With the fentanyl and other powerful drugs in circulation on the illicit drug market and being found as adulterants in drugs like cocaine and methamphetamine, overdose is always a very real possibility. There really isn’t any time to waste.

Go ahead and make an offer of rehab to your loved one. Be as convincing as you can be. But if it doesn’t work, know that you have another powerful weapon in your arsenal: the services of an experienced and professional interventionist.

This person knows how to tap into the deepest desires of an addicted person which is that person’s heartfelt wish to leave drugs and addiction behind. No one wants to be an addict. No one.

How an Addicted Person Changes

Sober man standing in a sunshine outside.

Some people refer to the effects of drugs and addiction as “hijacking” a person’s life.

The addicted person’s ability to think rationally is deeply impaired, as is their natural sense of morality. They will do things while addicted that they would never do if they were sober.

Families who watch a loved one deteriorate from honest, smart and funny into someone who robs or abuses them can’t understand this transition.

That’s why addiction recovery works best when it helps a person recover both physically (from the cravings and accumulated toxicity) and mentally (from the guilt and emotional trauma) and knows that a change in lifestyle is a needed and good thing.

That’s why a replacement drug like methadone or Suboxone alone will never help a person come all the way back to their true selves.

A well-rounded rehabilitation program that offers relief from guilt and trauma, as well as training in sober-living skills, gives a family the chance of welcoming their loved one back into their lives and of creating and maintaining a successful and healthy lifestyle for themselves.


Reviewed and edited by Claire Pinelli, ICAADC, CCS, LADC, RAS, MCAP

AUTHOR

Karen

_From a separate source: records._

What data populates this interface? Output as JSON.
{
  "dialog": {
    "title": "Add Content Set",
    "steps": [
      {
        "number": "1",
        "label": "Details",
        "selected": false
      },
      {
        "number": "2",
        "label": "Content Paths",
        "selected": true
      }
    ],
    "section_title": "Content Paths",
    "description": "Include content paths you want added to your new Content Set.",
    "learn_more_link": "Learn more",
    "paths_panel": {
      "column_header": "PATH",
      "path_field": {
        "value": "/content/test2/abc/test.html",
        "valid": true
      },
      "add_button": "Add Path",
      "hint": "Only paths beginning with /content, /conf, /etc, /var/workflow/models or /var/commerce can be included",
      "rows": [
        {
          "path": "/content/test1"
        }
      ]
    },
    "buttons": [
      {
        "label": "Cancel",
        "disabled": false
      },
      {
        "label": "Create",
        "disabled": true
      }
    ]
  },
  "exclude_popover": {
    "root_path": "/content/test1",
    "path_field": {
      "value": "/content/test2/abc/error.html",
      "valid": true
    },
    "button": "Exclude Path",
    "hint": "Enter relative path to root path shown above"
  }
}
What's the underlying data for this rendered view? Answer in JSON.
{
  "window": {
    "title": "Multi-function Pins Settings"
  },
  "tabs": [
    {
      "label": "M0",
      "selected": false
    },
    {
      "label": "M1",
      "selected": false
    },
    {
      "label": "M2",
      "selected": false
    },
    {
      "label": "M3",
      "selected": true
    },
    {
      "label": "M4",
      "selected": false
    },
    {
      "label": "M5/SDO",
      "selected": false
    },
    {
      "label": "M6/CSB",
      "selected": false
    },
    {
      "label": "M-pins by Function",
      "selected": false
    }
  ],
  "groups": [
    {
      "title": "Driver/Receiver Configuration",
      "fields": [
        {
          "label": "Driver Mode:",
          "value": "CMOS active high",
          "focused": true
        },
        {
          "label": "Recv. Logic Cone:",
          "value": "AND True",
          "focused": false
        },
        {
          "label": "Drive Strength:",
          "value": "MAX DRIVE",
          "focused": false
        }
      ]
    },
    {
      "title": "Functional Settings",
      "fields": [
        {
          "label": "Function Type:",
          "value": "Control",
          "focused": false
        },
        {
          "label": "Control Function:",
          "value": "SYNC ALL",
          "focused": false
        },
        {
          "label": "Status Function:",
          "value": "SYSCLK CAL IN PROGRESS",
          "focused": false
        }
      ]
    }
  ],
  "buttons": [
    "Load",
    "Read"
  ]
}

For more than a decade, Karen has been researching and writing about drug trafficking, drug abuse, addiction and recovery. She has also studied and written about policy issues related to drug treatment.